Friendship in our world has become a shallow and “disposable” relationship. Historically friends were not in our lives to only make us happy, they were also there to make us better. William Deresiewicz, in his article for The Chronicle of Higher Education writes his perspective of modern “friendships.”
“A friend fulfills her duty, we suppose, by taking our side—validating our feelings, supporting our decisions, helping us to feel good about ourselves. We tell white lies, make excuses when a friend does something wrong, do what we can to keep the boat steady. We're busy people; we want our friendships fun and friction-free ….” Deresiewicz concludes: "Friendship is devolving, in other words, from a relationship to a feeling.” Jerry De Luca, Montreal West, Quebec, Canada; source: William Deresiewicz, "Faux Friendship," The Chronicle of Higher Education (12-6-09)
Henri Nouwen, a renowned author on spirituality sees relationships from another perspective.
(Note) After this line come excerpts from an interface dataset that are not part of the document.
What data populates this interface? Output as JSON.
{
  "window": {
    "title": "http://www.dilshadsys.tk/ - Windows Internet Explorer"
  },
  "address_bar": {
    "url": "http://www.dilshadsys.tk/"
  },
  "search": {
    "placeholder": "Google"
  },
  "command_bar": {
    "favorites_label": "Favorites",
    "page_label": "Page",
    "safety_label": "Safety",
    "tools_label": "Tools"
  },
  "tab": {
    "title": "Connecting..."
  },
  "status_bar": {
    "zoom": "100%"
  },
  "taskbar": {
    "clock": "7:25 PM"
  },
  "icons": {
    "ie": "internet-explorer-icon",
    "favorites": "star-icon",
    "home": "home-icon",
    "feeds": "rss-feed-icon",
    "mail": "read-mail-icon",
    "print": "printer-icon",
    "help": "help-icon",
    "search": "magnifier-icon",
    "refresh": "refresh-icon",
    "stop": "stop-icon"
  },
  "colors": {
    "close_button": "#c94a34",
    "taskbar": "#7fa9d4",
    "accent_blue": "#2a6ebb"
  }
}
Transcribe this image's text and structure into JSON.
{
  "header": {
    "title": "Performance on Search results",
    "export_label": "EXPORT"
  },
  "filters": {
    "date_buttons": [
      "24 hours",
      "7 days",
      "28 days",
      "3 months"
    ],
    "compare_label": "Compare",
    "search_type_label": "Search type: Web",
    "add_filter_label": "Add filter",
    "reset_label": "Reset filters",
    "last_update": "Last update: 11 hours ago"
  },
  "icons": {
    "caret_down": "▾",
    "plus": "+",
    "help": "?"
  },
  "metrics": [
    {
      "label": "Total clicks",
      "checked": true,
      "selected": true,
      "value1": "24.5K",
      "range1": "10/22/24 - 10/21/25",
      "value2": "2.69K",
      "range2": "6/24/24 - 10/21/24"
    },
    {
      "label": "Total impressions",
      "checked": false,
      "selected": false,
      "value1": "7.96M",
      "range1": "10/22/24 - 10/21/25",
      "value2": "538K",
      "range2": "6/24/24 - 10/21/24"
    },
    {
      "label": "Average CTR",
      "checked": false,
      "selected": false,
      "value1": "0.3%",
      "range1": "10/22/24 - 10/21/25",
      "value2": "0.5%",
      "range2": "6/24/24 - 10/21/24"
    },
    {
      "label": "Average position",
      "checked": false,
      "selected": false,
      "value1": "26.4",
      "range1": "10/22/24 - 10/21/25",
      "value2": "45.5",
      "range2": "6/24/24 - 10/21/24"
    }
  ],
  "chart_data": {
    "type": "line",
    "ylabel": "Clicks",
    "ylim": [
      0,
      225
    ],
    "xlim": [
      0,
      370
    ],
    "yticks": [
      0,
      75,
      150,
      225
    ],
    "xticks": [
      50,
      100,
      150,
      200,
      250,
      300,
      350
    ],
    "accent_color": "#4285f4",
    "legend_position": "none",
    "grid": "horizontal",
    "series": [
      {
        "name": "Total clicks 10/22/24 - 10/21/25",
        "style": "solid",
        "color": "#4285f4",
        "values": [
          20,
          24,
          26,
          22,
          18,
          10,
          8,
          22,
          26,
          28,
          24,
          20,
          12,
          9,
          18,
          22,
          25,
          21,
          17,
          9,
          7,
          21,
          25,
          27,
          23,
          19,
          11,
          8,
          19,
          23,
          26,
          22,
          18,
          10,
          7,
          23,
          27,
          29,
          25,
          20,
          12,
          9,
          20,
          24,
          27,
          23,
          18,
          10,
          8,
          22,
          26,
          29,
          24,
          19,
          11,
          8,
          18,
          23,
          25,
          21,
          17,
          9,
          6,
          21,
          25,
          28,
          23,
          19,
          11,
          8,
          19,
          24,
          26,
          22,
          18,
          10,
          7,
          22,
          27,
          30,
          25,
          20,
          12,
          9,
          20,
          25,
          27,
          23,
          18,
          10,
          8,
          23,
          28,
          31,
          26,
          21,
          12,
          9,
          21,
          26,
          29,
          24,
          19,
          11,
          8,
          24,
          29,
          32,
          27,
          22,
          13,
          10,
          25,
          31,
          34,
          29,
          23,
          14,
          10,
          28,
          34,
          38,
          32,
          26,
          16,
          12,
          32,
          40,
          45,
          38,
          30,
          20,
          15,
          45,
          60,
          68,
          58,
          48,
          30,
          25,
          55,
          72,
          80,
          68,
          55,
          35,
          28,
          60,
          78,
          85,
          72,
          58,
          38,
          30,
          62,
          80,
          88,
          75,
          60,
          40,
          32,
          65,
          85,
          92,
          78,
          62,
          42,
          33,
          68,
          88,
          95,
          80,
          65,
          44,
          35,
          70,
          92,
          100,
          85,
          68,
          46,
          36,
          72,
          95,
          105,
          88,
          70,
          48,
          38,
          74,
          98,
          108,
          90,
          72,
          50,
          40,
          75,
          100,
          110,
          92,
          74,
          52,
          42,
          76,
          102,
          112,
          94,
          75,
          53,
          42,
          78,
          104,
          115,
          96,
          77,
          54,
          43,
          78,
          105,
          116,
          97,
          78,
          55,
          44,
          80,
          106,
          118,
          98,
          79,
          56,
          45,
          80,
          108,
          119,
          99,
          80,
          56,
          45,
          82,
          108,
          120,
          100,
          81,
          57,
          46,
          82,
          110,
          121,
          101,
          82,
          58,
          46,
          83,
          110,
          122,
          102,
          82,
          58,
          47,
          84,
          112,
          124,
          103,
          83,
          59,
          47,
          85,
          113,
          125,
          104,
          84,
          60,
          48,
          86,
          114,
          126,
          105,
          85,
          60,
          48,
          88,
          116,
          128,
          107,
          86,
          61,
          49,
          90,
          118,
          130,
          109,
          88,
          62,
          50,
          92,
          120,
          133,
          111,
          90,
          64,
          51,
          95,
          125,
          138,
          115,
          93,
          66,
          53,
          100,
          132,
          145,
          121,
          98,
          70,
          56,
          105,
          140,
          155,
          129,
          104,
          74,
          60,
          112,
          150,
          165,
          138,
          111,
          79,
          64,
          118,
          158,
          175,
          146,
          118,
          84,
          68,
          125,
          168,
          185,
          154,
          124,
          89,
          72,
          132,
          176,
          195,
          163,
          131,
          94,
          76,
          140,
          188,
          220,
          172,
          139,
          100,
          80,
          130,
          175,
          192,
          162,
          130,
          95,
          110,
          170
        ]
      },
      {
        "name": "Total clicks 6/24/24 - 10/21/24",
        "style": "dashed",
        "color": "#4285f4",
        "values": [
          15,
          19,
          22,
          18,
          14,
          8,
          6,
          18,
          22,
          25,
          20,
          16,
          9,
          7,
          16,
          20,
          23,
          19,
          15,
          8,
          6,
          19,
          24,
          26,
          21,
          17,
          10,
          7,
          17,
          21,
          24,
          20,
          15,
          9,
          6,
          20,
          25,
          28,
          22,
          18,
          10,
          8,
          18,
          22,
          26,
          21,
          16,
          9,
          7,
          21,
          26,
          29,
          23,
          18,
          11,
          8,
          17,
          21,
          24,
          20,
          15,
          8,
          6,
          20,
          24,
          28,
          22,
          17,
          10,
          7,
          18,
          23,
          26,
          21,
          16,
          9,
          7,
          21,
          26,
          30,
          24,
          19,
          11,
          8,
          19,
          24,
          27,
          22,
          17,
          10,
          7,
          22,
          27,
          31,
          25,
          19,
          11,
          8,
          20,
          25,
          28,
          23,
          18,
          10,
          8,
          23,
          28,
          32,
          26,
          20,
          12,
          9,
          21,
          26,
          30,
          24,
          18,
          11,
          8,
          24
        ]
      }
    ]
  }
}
“In order to be of service to others, we have to die to them.” While this might seem like another fairly radical statement, what Nouwen is saying here is that we must die to needing those we serve for our own survival. We can love the sheep and serve them and be committed to them. We can be vulnerable with them and receive from them the gifts that God is giving to us through them. But our ability to survive spiritually and emotionally—to have our human needs for identity, value, calling, love and approval met—must come from the richness of our own intimacy with God”. http://www.transformingcenter.org/2010/09/solitude-community-and-leadership/
It is only in the vertical love relationship with God that we are prepared for the rigors of the horizontal love of neighbor. Draw near to Christ and then let Him show you the way to draw near to others.